In the instant case, we made it abundantly clear in our Opinion and Mandate that the District Court on remand was to re-assess damages to include the five-year period which it had erroneously excluded from its found 20-year life expectancy, and that it was to further include in its re-assessment prejudgment interest from the date of the decedent's death. We also made it clear that the damages were to compensate for the "pecuniary loss" of the libellants and that they were not to be calculated on the basis of the decedent's "net income" or "net earnings" which it then appeared that the District Court had used as a standard. With respect to the latter, we are satisfied that the District Court applied the "pecuniary loss" standard on the remand, albeit we are of the opinion, for the reasons later stated that its ascertainment of the quantum of "pecuniary loss" was "clearly erroneous".
What has been said brings us to a brief consideration of the $492,500 damage award, made by the District Court on the remand.
With respect to that award it must at once be noted that when it was made on July 15, 1965 there had accrued $31,353 compounded interest at 4 per cent on the $387,387 award made 23½ months earlier, on July 31, 1963. Thus, there was due the libellants on July 15, 1965, a total of $418,740 on the July 31, 1963 award, exclusive of recompense to be awarded them for the pecuniary loss which they had suffered during the first five-year period of the decedent's 20-year life expectancy, which we had held to have been previously erroneously disallowed by the District Court, and exclusive of prejudgment interest accrued during the nine-year period which had elapsed between the decedent's death on June 20, 1956 and July 15, 1965 on the pecuniary loss suffered by the libellants over that time.
The sum total of the foregoing is that the District Court's damage award on July 15, 1965 represented an allowance of but $73,760 for the libellants' pecuniary loss for the stated five-year period and prejudgment interest for the stated nine-year period.
The sum of $73,760 represents the difference between the $492,500 award on July 15, 1965 and the July 31, 1963 award of $387,387 plus accrued compounded interest of $31,353 for the intervening period.
The utter inadequacy of this $73,760 allowance is demonstrated by the fact that the District Court in its 1963 damage award had manifestly determined the annual pecuniary loss of the libellants to be $32,320, which, of course, makes for a total of $161,600 for the stated five-year period.
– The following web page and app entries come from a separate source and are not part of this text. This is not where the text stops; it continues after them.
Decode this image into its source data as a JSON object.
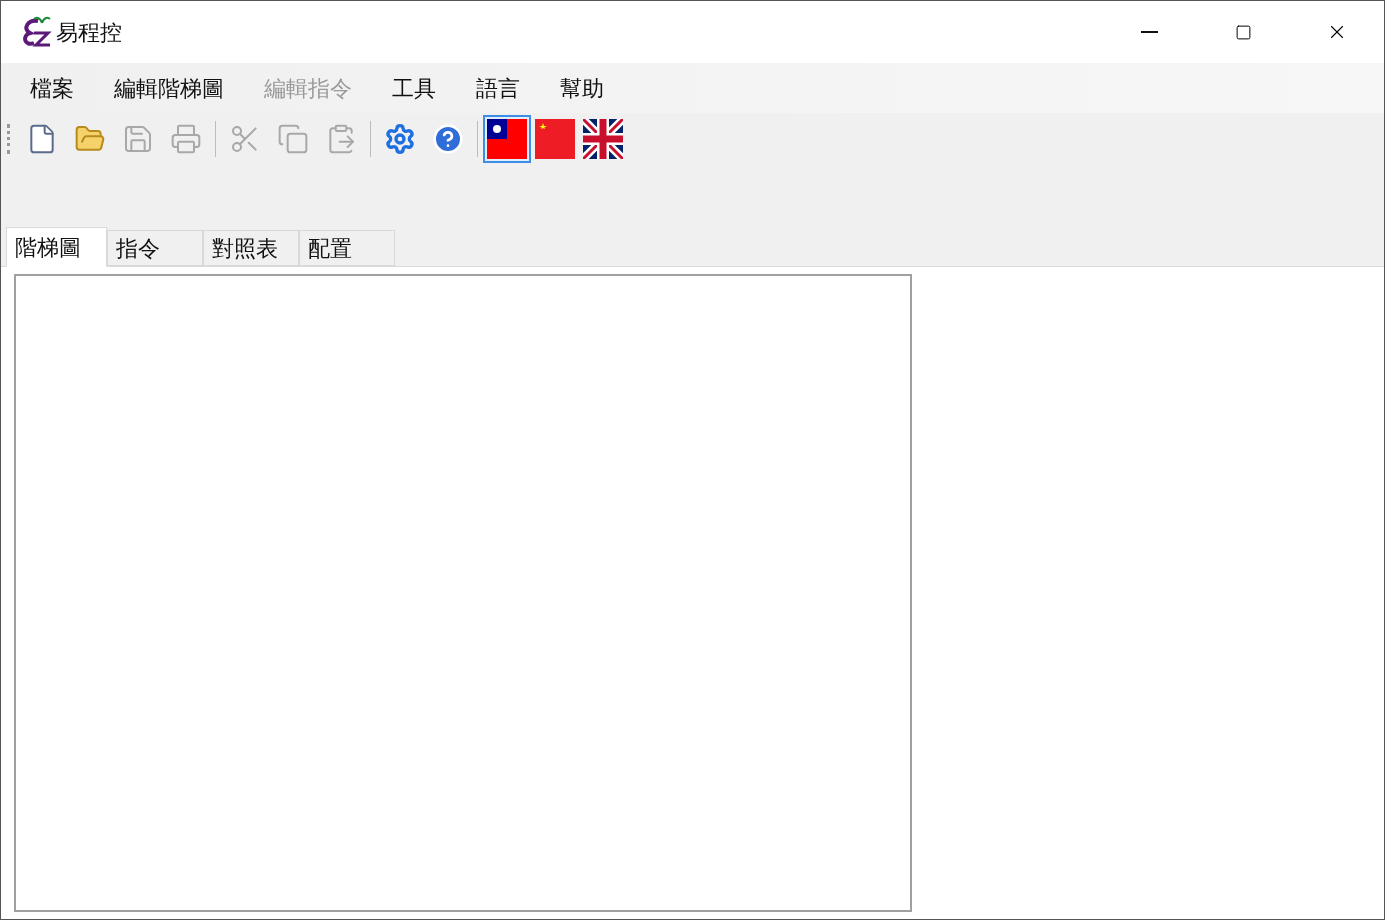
{
  "window": {
    "title": "易程控"
  },
  "menu": [
    {
      "label": "檔案",
      "disabled": false
    },
    {
      "label": "編輯階梯圖",
      "disabled": false
    },
    {
      "label": "編輯指令",
      "disabled": true
    },
    {
      "label": "工具",
      "disabled": false
    },
    {
      "label": "語言",
      "disabled": false
    },
    {
      "label": "幫助",
      "disabled": false
    }
  ],
  "toolbar": [
    {
      "kind": "new",
      "disabled": false,
      "selected": false
    },
    {
      "kind": "open",
      "disabled": false,
      "selected": false
    },
    {
      "kind": "save",
      "disabled": true,
      "selected": false
    },
    {
      "kind": "print",
      "disabled": true,
      "selected": false
    },
    {
      "kind": "separator"
    },
    {
      "kind": "cut",
      "disabled": true,
      "selected": false
    },
    {
      "kind": "copy",
      "disabled": true,
      "selected": false
    },
    {
      "kind": "paste",
      "disabled": true,
      "selected": false
    },
    {
      "kind": "separator"
    },
    {
      "kind": "settings",
      "disabled": false,
      "selected": false
    },
    {
      "kind": "help",
      "disabled": false,
      "selected": false
    },
    {
      "kind": "separator"
    },
    {
      "kind": "tw",
      "selected": true
    },
    {
      "kind": "cn",
      "selected": false
    },
    {
      "kind": "uk",
      "selected": false
    }
  ],
  "tabs": [
    {
      "label": "階梯圖",
      "selected": true
    },
    {
      "label": "指令",
      "selected": false
    },
    {
      "label": "對照表",
      "selected": false
    },
    {
      "label": "配置",
      "selected": false
    }
  ]
}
Compounded prejudgment interest at 4 per cent on $161,600 for a nine-year period is $59,824. The total of the items of $161,600 and $59,824 is $221,424 — three times the $73,760 allowed by the District Court with respect to them.
On July 31, 1963, when the $387,387 award was made, seven years had elapsed since the decedent's death on June 20, 1956. Since the District Court had allowed damages for only two of these seven years on its erroneous holding that the decedent "would have had no net earnings for 5 years after his death", the $387,387 award can only be reconciled on this basis: $32,320 × two years undiscounted = $64,640, plus $322,747, discounted damages for 13 years — $32,320 × 9.986 (the present value of $1 per year for 13 years at 4 per cent).
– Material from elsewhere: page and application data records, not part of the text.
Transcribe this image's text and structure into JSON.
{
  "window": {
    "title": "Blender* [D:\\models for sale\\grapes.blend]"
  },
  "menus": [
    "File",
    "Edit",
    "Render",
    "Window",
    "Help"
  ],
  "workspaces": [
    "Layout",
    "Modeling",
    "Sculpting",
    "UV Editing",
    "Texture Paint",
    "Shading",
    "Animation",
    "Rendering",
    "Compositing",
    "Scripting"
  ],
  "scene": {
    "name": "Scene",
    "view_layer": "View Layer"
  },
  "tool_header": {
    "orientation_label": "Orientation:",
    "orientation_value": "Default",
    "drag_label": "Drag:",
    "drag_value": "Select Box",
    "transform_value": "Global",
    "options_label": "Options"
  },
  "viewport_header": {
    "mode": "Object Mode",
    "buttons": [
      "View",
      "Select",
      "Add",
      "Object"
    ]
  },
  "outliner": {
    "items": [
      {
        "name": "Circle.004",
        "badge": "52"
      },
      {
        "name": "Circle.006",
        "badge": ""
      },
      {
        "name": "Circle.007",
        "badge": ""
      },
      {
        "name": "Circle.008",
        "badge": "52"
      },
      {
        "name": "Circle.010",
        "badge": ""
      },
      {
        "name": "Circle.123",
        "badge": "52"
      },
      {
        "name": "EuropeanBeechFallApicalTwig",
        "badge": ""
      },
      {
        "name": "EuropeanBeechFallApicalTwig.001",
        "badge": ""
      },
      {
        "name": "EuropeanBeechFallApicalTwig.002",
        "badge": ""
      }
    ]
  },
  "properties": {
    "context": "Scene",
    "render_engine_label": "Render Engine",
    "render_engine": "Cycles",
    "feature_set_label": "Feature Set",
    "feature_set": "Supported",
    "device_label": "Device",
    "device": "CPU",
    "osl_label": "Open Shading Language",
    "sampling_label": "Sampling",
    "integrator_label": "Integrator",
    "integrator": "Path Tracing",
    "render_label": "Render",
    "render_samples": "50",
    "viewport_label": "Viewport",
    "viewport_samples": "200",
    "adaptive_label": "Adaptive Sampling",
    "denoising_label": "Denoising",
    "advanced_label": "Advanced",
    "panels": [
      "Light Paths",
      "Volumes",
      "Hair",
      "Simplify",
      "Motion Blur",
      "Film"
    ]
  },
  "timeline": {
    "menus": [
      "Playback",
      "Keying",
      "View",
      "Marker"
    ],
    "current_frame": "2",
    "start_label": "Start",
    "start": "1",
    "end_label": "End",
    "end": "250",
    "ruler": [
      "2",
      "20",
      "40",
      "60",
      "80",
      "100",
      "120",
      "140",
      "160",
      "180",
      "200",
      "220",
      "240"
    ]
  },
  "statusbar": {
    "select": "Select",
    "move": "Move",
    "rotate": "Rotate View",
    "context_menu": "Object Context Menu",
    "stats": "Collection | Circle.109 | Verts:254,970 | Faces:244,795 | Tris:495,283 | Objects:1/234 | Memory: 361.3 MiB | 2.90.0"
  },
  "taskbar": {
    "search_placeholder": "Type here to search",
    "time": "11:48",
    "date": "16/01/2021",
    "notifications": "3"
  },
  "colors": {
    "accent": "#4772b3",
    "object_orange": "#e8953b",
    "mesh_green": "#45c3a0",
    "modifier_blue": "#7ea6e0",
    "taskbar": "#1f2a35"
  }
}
It would serve no useful purpose to further elaborate on the District Court's error in failing to proceed on the remand in accordance with the directions in our Opinion of December 9, 1964, and the Mandate issued pursuant to it.
The cause will be remanded to the District Court with directions to forthwith reconsider its award of damages, in accordance with our Opinion reported at 342 F.2d 232 and the Mandate issued pursuant thereto, and in accordance with this Opinion.